I came home one Monday afternoon and realised that I didn’t have my house key with me and was therefore locked out. I banged the door in the hope that perhaps someone had come home early. Ruby, our youngest German Shepherd came running out of the kitchen to the front door so I put my hand through the letter box and rubbed her head. Normally she would sit in front of the door so that she can jump on top of me once I get in, but that day she was acting very oddly.
She kept running to and fro the front door and the kitchen where our other dog, Harry, was lying. I jumped the back gate (despite the fact that it is 6ft tall and I was wearing a skirt) and went to the back door where I could see Harry closer. It became apparent that he had knocked over his water bowl and slipped, landing in an uncomfortable position. As I looked closer I realised that he couldn’t get up and looked absolutely miserable.
I was unable to get into the house until my mother came home 40 minutes later. Harry was drenched in a mixture of water and sweat even though it was a cool day. He must have been struggling a lot and had given up. We lifted him onto his paws and he limped for two metres before sinking back onto the kitchen floor where he ended up spending the night. I begged my parents to take him to the out-of-hours vet that evening, but they insisted that he was probably just a bit stiff from being stuck in that position and that I had to understand that Harry was old. Eventually I convinced them to take him to the vet the next day.

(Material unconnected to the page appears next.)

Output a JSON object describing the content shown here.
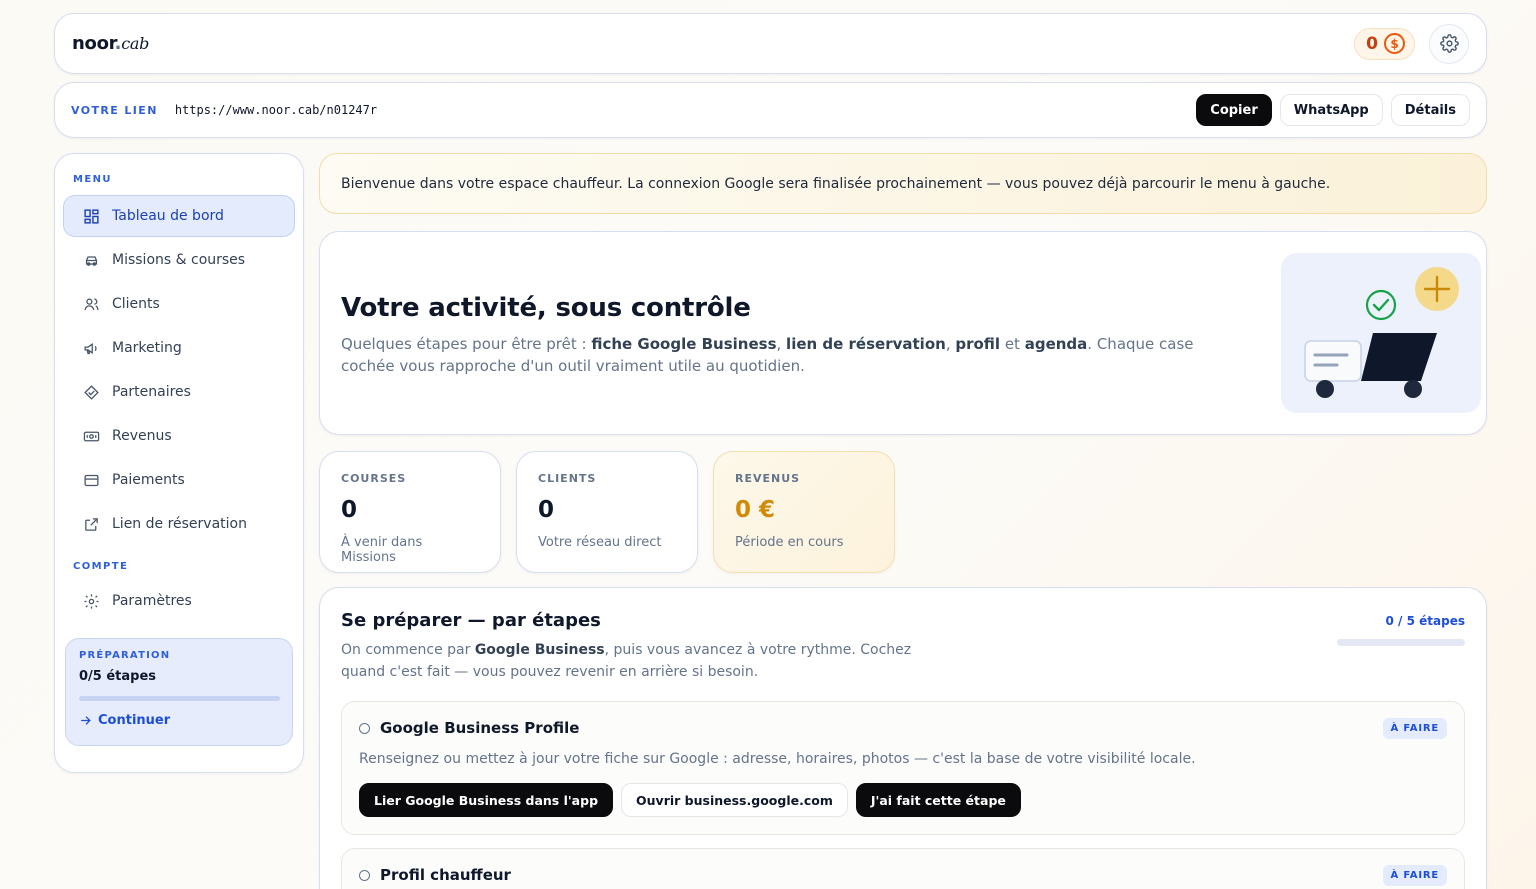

I had it in my head that he had a problem with his hips or spine, which is very common in German Shepherds but the vet thought differently. After checking Harry’s range of movement in his back legs, he did an abdominal exam and found a huge mass in his spleen. It was cancer.

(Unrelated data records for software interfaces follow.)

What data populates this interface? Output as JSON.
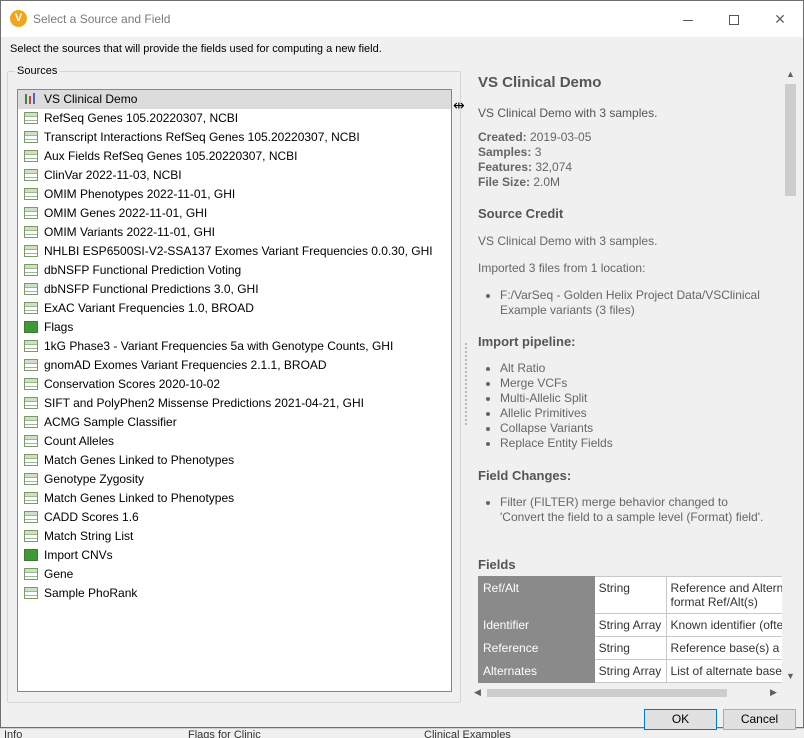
{
  "window": {
    "title": "Select a Source and Field",
    "app_icon_letter": "V",
    "instruction": "Select the sources that will provide the fields used for computing a new field."
  },
  "sources": {
    "legend": "Sources",
    "items": [
      {
        "label": "VS Clinical Demo",
        "icon": "sample-pins-icon",
        "selected": true
      },
      {
        "label": "RefSeq Genes 105.20220307, NCBI",
        "icon": "table-icon"
      },
      {
        "label": "Transcript Interactions RefSeq Genes 105.20220307, NCBI",
        "icon": "table-icon"
      },
      {
        "label": "Aux Fields RefSeq Genes 105.20220307, NCBI",
        "icon": "table-icon"
      },
      {
        "label": "ClinVar 2022-11-03, NCBI",
        "icon": "table-icon"
      },
      {
        "label": "OMIM Phenotypes 2022-11-01, GHI",
        "icon": "table-icon"
      },
      {
        "label": "OMIM Genes 2022-11-01, GHI",
        "icon": "table-icon"
      },
      {
        "label": "OMIM Variants 2022-11-01, GHI",
        "icon": "table-icon"
      },
      {
        "label": "NHLBI ESP6500SI-V2-SSA137 Exomes Variant Frequencies 0.0.30, GHI",
        "icon": "table-icon"
      },
      {
        "label": "dbNSFP Functional Prediction Voting",
        "icon": "table-icon"
      },
      {
        "label": "dbNSFP Functional Predictions 3.0, GHI",
        "icon": "table-icon"
      },
      {
        "label": "ExAC Variant Frequencies 1.0, BROAD",
        "icon": "table-icon"
      },
      {
        "label": "Flags",
        "icon": "flag-table-icon"
      },
      {
        "label": "1kG Phase3 - Variant Frequencies 5a with Genotype Counts, GHI",
        "icon": "table-icon"
      },
      {
        "label": "gnomAD Exomes Variant Frequencies 2.1.1, BROAD",
        "icon": "table-icon"
      },
      {
        "label": "Conservation Scores 2020-10-02",
        "icon": "table-icon"
      },
      {
        "label": "SIFT and PolyPhen2 Missense Predictions 2021-04-21, GHI",
        "icon": "table-icon"
      },
      {
        "label": "ACMG Sample Classifier",
        "icon": "table-icon"
      },
      {
        "label": "Count Alleles",
        "icon": "table-icon"
      },
      {
        "label": "Match Genes Linked to Phenotypes",
        "icon": "table-icon"
      },
      {
        "label": "Genotype Zygosity",
        "icon": "table-icon"
      },
      {
        "label": "Match Genes Linked to Phenotypes",
        "icon": "table-icon"
      },
      {
        "label": "CADD Scores 1.6",
        "icon": "table-icon"
      },
      {
        "label": "Match String List",
        "icon": "table-icon"
      },
      {
        "label": "Import CNVs",
        "icon": "flag-table-icon"
      },
      {
        "label": "Gene",
        "icon": "table-icon"
      },
      {
        "label": "Sample PhoRank",
        "icon": "table-icon"
      }
    ]
  },
  "detail": {
    "title": "VS Clinical Demo",
    "summary": "VS Clinical Demo with 3 samples.",
    "created_label": "Created:",
    "created_value": " 2019-03-05",
    "samples_label": "Samples:",
    "samples_value": " 3",
    "features_label": "Features:",
    "features_value": " 32,074",
    "filesize_label": "File Size:",
    "filesize_value": " 2.0M",
    "source_credit_heading": "Source Credit",
    "source_credit_text": "VS Clinical Demo with 3 samples.",
    "imported_text": "Imported 3 files from 1 location:",
    "import_location": "F:/VarSeq - Golden Helix Project Data/VSClinical Example variants (3 files)",
    "pipeline_heading": "Import pipeline:",
    "pipeline_steps": [
      "Alt Ratio",
      "Merge VCFs",
      "Multi-Allelic Split",
      "Allelic Primitives",
      "Collapse Variants",
      "Replace Entity Fields"
    ],
    "field_changes_heading": "Field Changes:",
    "field_change": "Filter (FILTER) merge behavior changed to 'Convert the field to a sample level (Format) field'.",
    "fields_heading": "Fields",
    "fields": [
      {
        "name": "Ref/Alt",
        "type": "String",
        "desc": "Reference and Altern format Ref/Alt(s)"
      },
      {
        "name": "Identifier",
        "type": "String Array",
        "desc": "Known identifier (ofte"
      },
      {
        "name": "Reference",
        "type": "String",
        "desc": "Reference base(s) a"
      },
      {
        "name": "Alternates",
        "type": "String Array",
        "desc": "List of alternate base"
      }
    ]
  },
  "buttons": {
    "ok": "OK",
    "cancel": "Cancel"
  },
  "background": {
    "left": "Info",
    "middle": "Flags for Clinic",
    "right": "Clinical Examples"
  }
}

Harry was scheduled in for emergency surgery the next morning.
The surgery went well and we got Harry back that evening. He seemed so much lighter on his legs and was noticeably smaller. I have no idea how we missed a watermelon-sized tumour but the vet said that it probably started growing about the same time that we put Harry on a diet last year. He lost so much weight in his face and I could feel his rib cage again (which is normal in healthy sized dogs) but his tummy just didn’t shrink at all. As well it was squashing up all of his organs, mainly his bladder and intestines. Harry had been having some issues toileting but we just put in down to age.
The tumour was sent away for analysis and on the day of my seventeenth birthday it came back as positive for cancer – but a benign one which hadn’t spread. For now Harry needs no further treatment other than regular check ups but I am so angry with myself that I put his issues down to age. It’s a good thing that dogs are such forgiving creatures. Right now, Harry is curled up in his favourite chair having a nap after having his cone-of-shame removed. He has shaved patches on his front paws where the needles were inserted and there is a nasty scar going along the length of his underside but with time the scar will heal and his fur will grow back.
The moral of the story is to take your animals to the vet if you ever notice any changes in their behaviour or appearance. It could be nothing, it could also be a watermelon-sized cancerous tumour.